Collected data

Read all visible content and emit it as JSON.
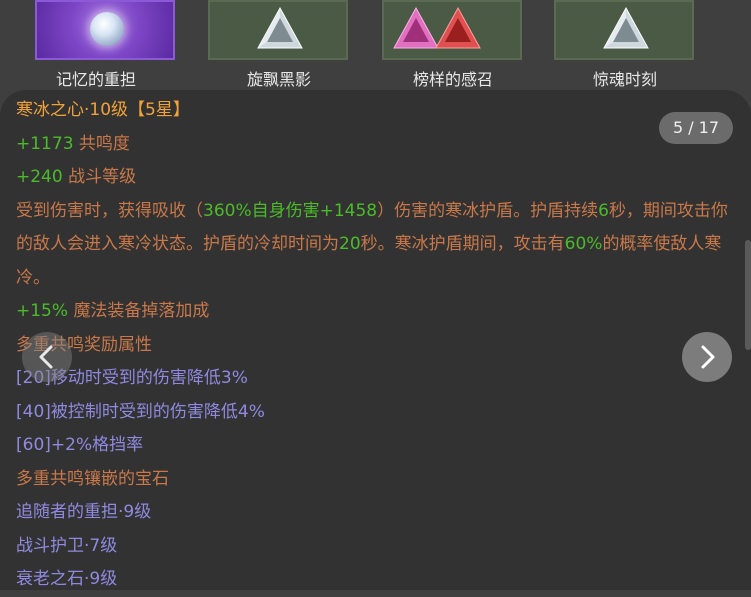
{
  "gems": [
    {
      "label": "记忆的重担",
      "icon": "frost-orb-icon",
      "selected": true
    },
    {
      "label": "旋飘黑影",
      "icon": "silver-triangle-gem-icon"
    },
    {
      "label": "榜样的感召",
      "icon": "pink-red-triangle-gems-icon"
    },
    {
      "label": "惊魂时刻",
      "icon": "silver-triangle-gem-icon"
    }
  ],
  "pager": {
    "text": "5 / 17",
    "current": 5,
    "total": 17
  },
  "detail": {
    "title": "寒冰之心·10级【5星】",
    "stats": [
      {
        "value": "+1173",
        "name": "共鸣度"
      },
      {
        "value": "+240",
        "name": "战斗等级"
      }
    ],
    "effect": {
      "p1": "受到伤害时，获得吸收（",
      "v1": "360%自身伤害+1458",
      "p2": "）伤害的寒冰护盾。护盾持续",
      "v2": "6",
      "p3": "秒，期间攻击你的敌人会进入寒冷状态。护盾的冷却时间为",
      "v3": "20",
      "p4": "秒。寒冰护盾期间，攻击有",
      "v4": "60%",
      "p5": "的概率使敌人寒冷。"
    },
    "bonus": {
      "value": "+15%",
      "name": "魔法装备掉落加成"
    },
    "resonance_header": "多重共鸣奖励属性",
    "resonance_bonuses": [
      "[20]移动时受到的伤害降低3%",
      "[40]被控制时受到的伤害降低4%",
      "[60]+2%格挡率"
    ],
    "socketed_header": "多重共鸣镶嵌的宝石",
    "socketed_gems": [
      "追随者的重担·9级",
      "战斗护卫·7级",
      "衰老之石·9级"
    ]
  },
  "colors": {
    "title": "#f2a23a",
    "green": "#4cbb2a",
    "text_orange": "#c8784a",
    "blue": "#8f8ae0",
    "panel_bg": "#323232"
  },
  "nav": {
    "prev_icon": "chevron-left-icon",
    "next_icon": "chevron-right-icon"
  }
}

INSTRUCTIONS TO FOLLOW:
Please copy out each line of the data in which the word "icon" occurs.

RESPONSE AREA:
      "icon": "frost-orb-icon",
      "icon": "silver-triangle-gem-icon"
      "icon": "pink-red-triangle-gems-icon"
      "icon": "silver-triangle-gem-icon"
    "prev_icon": "chevron-left-icon",
    "next_icon": "chevron-right-icon"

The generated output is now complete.